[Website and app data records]
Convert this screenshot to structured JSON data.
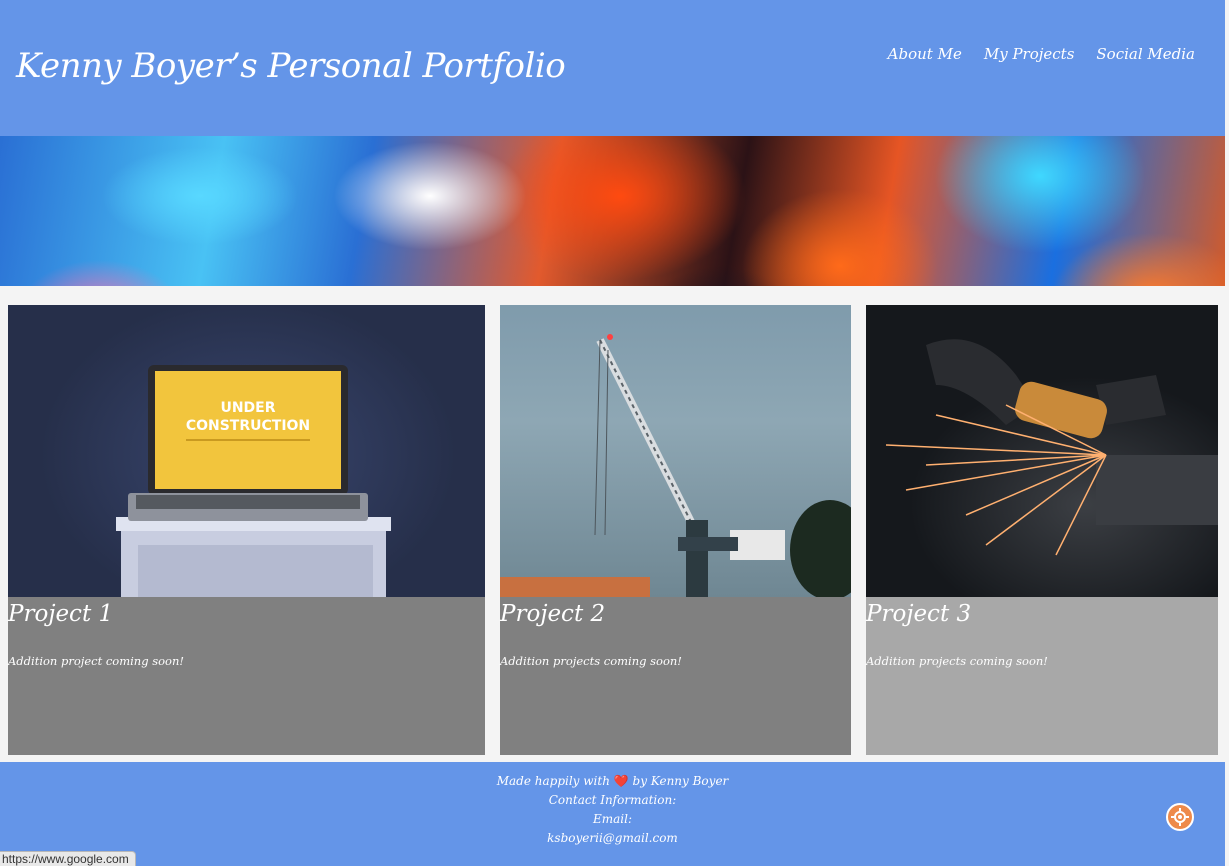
{
  "header": {
    "title": "Kenny Boyer’s Personal Portfolio",
    "nav": [
      "About Me",
      "My Projects",
      "Social Media"
    ]
  },
  "projects": [
    {
      "title": "Project 1",
      "text": "Addition project coming soon!",
      "image": "laptop-under-construction-image",
      "image_text": [
        "UNDER",
        "CONSTRUCTION"
      ]
    },
    {
      "title": "Project 2",
      "text": "Addition projects coming soon!",
      "image": "crane-image"
    },
    {
      "title": "Project 3",
      "text": "Addition projects coming soon!",
      "image": "grinder-sparks-image"
    }
  ],
  "footer": {
    "made_before": "Made happily with",
    "made_after": "by Kenny Boyer",
    "heart": "❤️",
    "contact": "Contact Information:",
    "email_label": "Email:",
    "email": "ksboyerii@gmail.com"
  },
  "status_bar": {
    "url": "https://www.google.com"
  },
  "colors": {
    "header_bg": "#6495e8",
    "card_body": "#808080",
    "card_body_alt": "#a8a8a8",
    "page_bg": "#f4f4f4"
  }
}
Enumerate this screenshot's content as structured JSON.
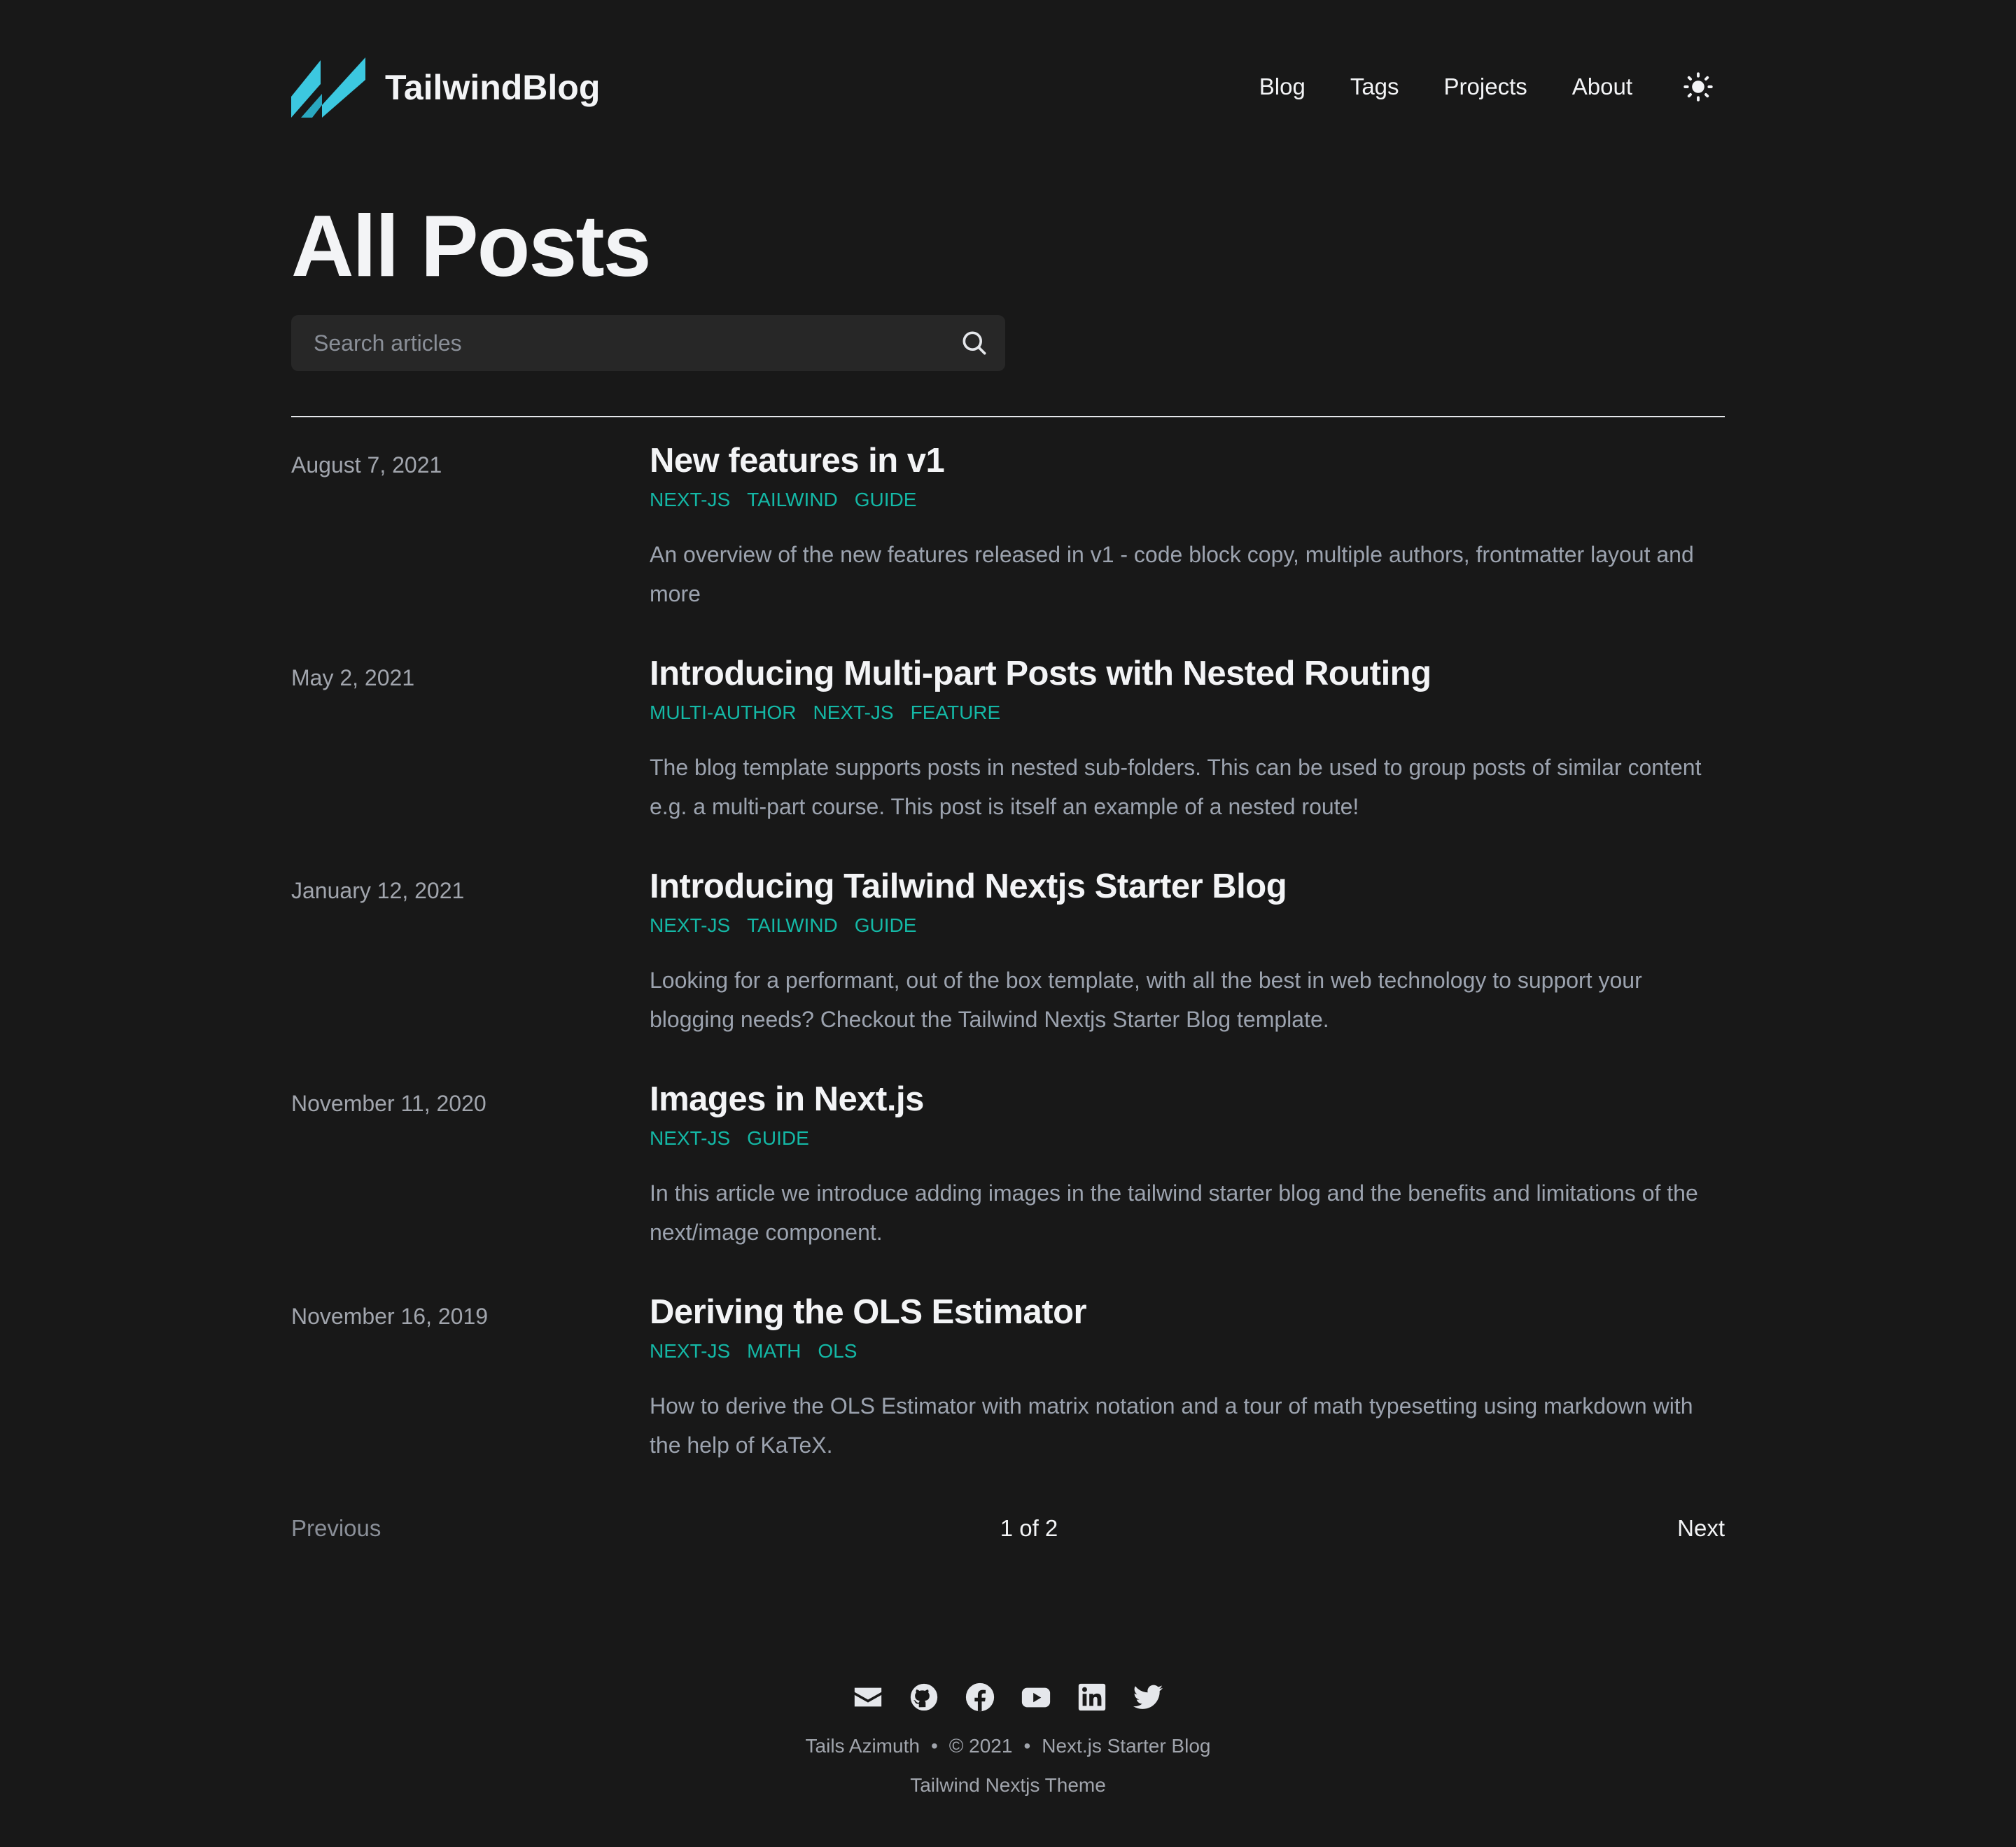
{
  "header": {
    "logo_text": "TailwindBlog",
    "nav": [
      {
        "label": "Blog"
      },
      {
        "label": "Tags"
      },
      {
        "label": "Projects"
      },
      {
        "label": "About"
      }
    ],
    "theme_icon": "sun-icon"
  },
  "main": {
    "title": "All Posts",
    "search": {
      "placeholder": "Search articles",
      "value": ""
    },
    "posts": [
      {
        "date": "August 7, 2021",
        "title": "New features in v1",
        "tags": [
          "NEXT-JS",
          "TAILWIND",
          "GUIDE"
        ],
        "summary": "An overview of the new features released in v1 - code block copy, multiple authors, frontmatter layout and more"
      },
      {
        "date": "May 2, 2021",
        "title": "Introducing Multi-part Posts with Nested Routing",
        "tags": [
          "MULTI-AUTHOR",
          "NEXT-JS",
          "FEATURE"
        ],
        "summary": "The blog template supports posts in nested sub-folders. This can be used to group posts of similar content e.g. a multi-part course. This post is itself an example of a nested route!"
      },
      {
        "date": "January 12, 2021",
        "title": "Introducing Tailwind Nextjs Starter Blog",
        "tags": [
          "NEXT-JS",
          "TAILWIND",
          "GUIDE"
        ],
        "summary": "Looking for a performant, out of the box template, with all the best in web technology to support your blogging needs? Checkout the Tailwind Nextjs Starter Blog template."
      },
      {
        "date": "November 11, 2020",
        "title": "Images in Next.js",
        "tags": [
          "NEXT-JS",
          "GUIDE"
        ],
        "summary": "In this article we introduce adding images in the tailwind starter blog and the benefits and limitations of the next/image component."
      },
      {
        "date": "November 16, 2019",
        "title": "Deriving the OLS Estimator",
        "tags": [
          "NEXT-JS",
          "MATH",
          "OLS"
        ],
        "summary": "How to derive the OLS Estimator with matrix notation and a tour of math typesetting using markdown with the help of KaTeX."
      }
    ],
    "pagination": {
      "previous": "Previous",
      "page_info": "1 of 2",
      "next": "Next"
    }
  },
  "footer": {
    "social_icons": [
      "mail-icon",
      "github-icon",
      "facebook-icon",
      "youtube-icon",
      "linkedin-icon",
      "twitter-icon"
    ],
    "author": "Tails Azimuth",
    "bullet": "•",
    "copyright": "© 2021",
    "site_title": "Next.js Starter Blog",
    "theme_credit": "Tailwind Nextjs Theme"
  },
  "colors": {
    "background": "#181818",
    "accent": "#14b8a6",
    "logo": "#3cc8e0",
    "text": "#f3f4f6",
    "muted": "#9ca3af"
  }
}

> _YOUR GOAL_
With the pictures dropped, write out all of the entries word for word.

> _ANSWER TO THIS TASK_
Convert this screenshot to structured JSON data.
{
  "header": {
    "title": "Kenny Boyer’s Personal Portfolio",
    "nav": [
      "About Me",
      "My Projects",
      "Social Media"
    ]
  },
  "projects": [
    {
      "title": "Project 1",
      "text": "Addition project coming soon!",
      "image": "laptop-under-construction-image",
      "image_text": [
        "UNDER",
        "CONSTRUCTION"
      ]
    },
    {
      "title": "Project 2",
      "text": "Addition projects coming soon!",
      "image": "crane-image"
    },
    {
      "title": "Project 3",
      "text": "Addition projects coming soon!",
      "image": "grinder-sparks-image"
    }
  ],
  "footer": {
    "made_before": "Made happily with",
    "made_after": "by Kenny Boyer",
    "heart": "❤️",
    "contact": "Contact Information:",
    "email_label": "Email:",
    "email": "ksboyerii@gmail.com"
  },
  "status_bar": {
    "url": "https://www.google.com"
  },
  "colors": {
    "header_bg": "#6495e8",
    "card_body": "#808080",
    "card_body_alt": "#a8a8a8",
    "page_bg": "#f4f4f4"
  }
}
Enumerate this screenshot's content as structured JSON.
{
  "header": {
    "logo_text": "TailwindBlog",
    "nav": [
      {
        "label": "Blog"
      },
      {
        "label": "Tags"
      },
      {
        "label": "Projects"
      },
      {
        "label": "About"
      }
    ],
    "theme_icon": "sun-icon"
  },
  "main": {
    "title": "All Posts",
    "search": {
      "placeholder": "Search articles",
      "value": ""
    },
    "posts": [
      {
        "date": "August 7, 2021",
        "title": "New features in v1",
        "tags": [
          "NEXT-JS",
          "TAILWIND",
          "GUIDE"
        ],
        "summary": "An overview of the new features released in v1 - code block copy, multiple authors, frontmatter layout and more"
      },
      {
        "date": "May 2, 2021",
        "title": "Introducing Multi-part Posts with Nested Routing",
        "tags": [
          "MULTI-AUTHOR",
          "NEXT-JS",
          "FEATURE"
        ],
        "summary": "The blog template supports posts in nested sub-folders. This can be used to group posts of similar content e.g. a multi-part course. This post is itself an example of a nested route!"
      },
      {
        "date": "January 12, 2021",
        "title": "Introducing Tailwind Nextjs Starter Blog",
        "tags": [
          "NEXT-JS",
          "TAILWIND",
          "GUIDE"
        ],
        "summary": "Looking for a performant, out of the box template, with all the best in web technology to support your blogging needs? Checkout the Tailwind Nextjs Starter Blog template."
      },
      {
        "date": "November 11, 2020",
        "title": "Images in Next.js",
        "tags": [
          "NEXT-JS",
          "GUIDE"
        ],
        "summary": "In this article we introduce adding images in the tailwind starter blog and the benefits and limitations of the next/image component."
      },
      {
        "date": "November 16, 2019",
        "title": "Deriving the OLS Estimator",
        "tags": [
          "NEXT-JS",
          "MATH",
          "OLS"
        ],
        "summary": "How to derive the OLS Estimator with matrix notation and a tour of math typesetting using markdown with the help of KaTeX."
      }
    ],
    "pagination": {
      "previous": "Previous",
      "page_info": "1 of 2",
      "next": "Next"
    }
  },
  "footer": {
    "social_icons": [
      "mail-icon",
      "github-icon",
      "facebook-icon",
      "youtube-icon",
      "linkedin-icon",
      "twitter-icon"
    ],
    "author": "Tails Azimuth",
    "bullet": "•",
    "copyright": "© 2021",
    "site_title": "Next.js Starter Blog",
    "theme_credit": "Tailwind Nextjs Theme"
  },
  "colors": {
    "background": "#181818",
    "accent": "#14b8a6",
    "logo": "#3cc8e0",
    "text": "#f3f4f6",
    "muted": "#9ca3af"
  }
}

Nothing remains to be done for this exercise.